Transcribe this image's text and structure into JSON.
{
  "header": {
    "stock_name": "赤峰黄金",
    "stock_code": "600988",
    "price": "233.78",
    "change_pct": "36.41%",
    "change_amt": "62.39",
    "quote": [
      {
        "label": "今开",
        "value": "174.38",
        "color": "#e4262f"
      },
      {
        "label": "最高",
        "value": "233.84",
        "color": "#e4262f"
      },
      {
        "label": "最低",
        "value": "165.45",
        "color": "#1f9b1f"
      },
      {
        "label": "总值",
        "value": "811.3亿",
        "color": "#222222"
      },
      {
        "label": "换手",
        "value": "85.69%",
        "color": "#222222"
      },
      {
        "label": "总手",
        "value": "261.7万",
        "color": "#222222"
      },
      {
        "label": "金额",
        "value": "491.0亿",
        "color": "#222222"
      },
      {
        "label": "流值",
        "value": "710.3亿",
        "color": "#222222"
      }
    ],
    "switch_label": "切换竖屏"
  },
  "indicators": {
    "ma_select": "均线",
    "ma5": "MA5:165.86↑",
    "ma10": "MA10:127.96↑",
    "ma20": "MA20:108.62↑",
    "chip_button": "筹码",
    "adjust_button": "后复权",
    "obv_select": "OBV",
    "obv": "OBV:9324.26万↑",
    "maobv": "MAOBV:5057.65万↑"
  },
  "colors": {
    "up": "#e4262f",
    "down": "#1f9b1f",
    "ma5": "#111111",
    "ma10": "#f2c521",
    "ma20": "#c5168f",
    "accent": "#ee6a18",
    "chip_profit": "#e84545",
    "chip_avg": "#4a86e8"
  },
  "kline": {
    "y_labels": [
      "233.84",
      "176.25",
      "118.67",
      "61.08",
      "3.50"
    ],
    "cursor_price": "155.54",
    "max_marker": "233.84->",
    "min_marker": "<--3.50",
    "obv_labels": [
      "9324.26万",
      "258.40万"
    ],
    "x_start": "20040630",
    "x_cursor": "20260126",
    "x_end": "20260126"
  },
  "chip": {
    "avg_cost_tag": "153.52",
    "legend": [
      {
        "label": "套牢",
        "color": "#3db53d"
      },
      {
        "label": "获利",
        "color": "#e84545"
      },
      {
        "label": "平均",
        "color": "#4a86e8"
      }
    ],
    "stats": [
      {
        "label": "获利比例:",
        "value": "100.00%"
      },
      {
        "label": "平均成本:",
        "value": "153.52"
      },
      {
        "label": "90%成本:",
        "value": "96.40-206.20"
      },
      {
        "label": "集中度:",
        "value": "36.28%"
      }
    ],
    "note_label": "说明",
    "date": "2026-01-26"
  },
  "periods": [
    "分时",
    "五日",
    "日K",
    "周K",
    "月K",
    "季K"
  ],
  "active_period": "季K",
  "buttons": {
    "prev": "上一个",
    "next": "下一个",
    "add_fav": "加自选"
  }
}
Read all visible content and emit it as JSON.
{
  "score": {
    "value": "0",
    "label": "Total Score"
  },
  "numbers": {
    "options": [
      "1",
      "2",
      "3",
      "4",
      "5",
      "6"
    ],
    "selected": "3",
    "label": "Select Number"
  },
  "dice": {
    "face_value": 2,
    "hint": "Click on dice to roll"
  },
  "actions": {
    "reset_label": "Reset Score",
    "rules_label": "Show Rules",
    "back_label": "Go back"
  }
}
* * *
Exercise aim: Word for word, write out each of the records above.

Written response:
Transcribe this image's text and structure into JSON.
{
  "header": {
    "stock_name": "赤峰黄金",
    "stock_code": "600988",
    "price": "233.78",
    "change_pct": "36.41%",
    "change_amt": "62.39",
    "quote": [
      {
        "label": "今开",
        "value": "174.38",
        "color": "#e4262f"
      },
      {
        "label": "最高",
        "value": "233.84",
        "color": "#e4262f"
      },
      {
        "label": "最低",
        "value": "165.45",
        "color": "#1f9b1f"
      },
      {
        "label": "总值",
        "value": "811.3亿",
        "color": "#222222"
      },
      {
        "label": "换手",
        "value": "85.69%",
        "color": "#222222"
      },
      {
        "label": "总手",
        "value": "261.7万",
        "color": "#222222"
      },
      {
        "label": "金额",
        "value": "491.0亿",
        "color": "#222222"
      },
      {
        "label": "流值",
        "value": "710.3亿",
        "color": "#222222"
      }
    ],
    "switch_label": "切换竖屏"
  },
  "indicators": {
    "ma_select": "均线",
    "ma5": "MA5:165.86↑",
    "ma10": "MA10:127.96↑",
    "ma20": "MA20:108.62↑",
    "chip_button": "筹码",
    "adjust_button": "后复权",
    "obv_select": "OBV",
    "obv": "OBV:9324.26万↑",
    "maobv": "MAOBV:5057.65万↑"
  },
  "colors": {
    "up": "#e4262f",
    "down": "#1f9b1f",
    "ma5": "#111111",
    "ma10": "#f2c521",
    "ma20": "#c5168f",
    "accent": "#ee6a18",
    "chip_profit": "#e84545",
    "chip_avg": "#4a86e8"
  },
  "kline": {
    "y_labels": [
      "233.84",
      "176.25",
      "118.67",
      "61.08",
      "3.50"
    ],
    "cursor_price": "155.54",
    "max_marker": "233.84->",
    "min_marker": "<--3.50",
    "obv_labels": [
      "9324.26万",
      "258.40万"
    ],
    "x_start": "20040630",
    "x_cursor": "20260126",
    "x_end": "20260126"
  },
  "chip": {
    "avg_cost_tag": "153.52",
    "legend": [
      {
        "label": "套牢",
        "color": "#3db53d"
      },
      {
        "label": "获利",
        "color": "#e84545"
      },
      {
        "label": "平均",
        "color": "#4a86e8"
      }
    ],
    "stats": [
      {
        "label": "获利比例:",
        "value": "100.00%"
      },
      {
        "label": "平均成本:",
        "value": "153.52"
      },
      {
        "label": "90%成本:",
        "value": "96.40-206.20"
      },
      {
        "label": "集中度:",
        "value": "36.28%"
      }
    ],
    "note_label": "说明",
    "date": "2026-01-26"
  },
  "periods": [
    "分时",
    "五日",
    "日K",
    "周K",
    "月K",
    "季K"
  ],
  "active_period": "季K",
  "buttons": {
    "prev": "上一个",
    "next": "下一个",
    "add_fav": "加自选"
  }
}
Read all visible content and emit it as JSON.
{
  "score": {
    "value": "0",
    "label": "Total Score"
  },
  "numbers": {
    "options": [
      "1",
      "2",
      "3",
      "4",
      "5",
      "6"
    ],
    "selected": "3",
    "label": "Select Number"
  },
  "dice": {
    "face_value": 2,
    "hint": "Click on dice to roll"
  },
  "actions": {
    "reset_label": "Reset Score",
    "rules_label": "Show Rules",
    "back_label": "Go back"
  }
}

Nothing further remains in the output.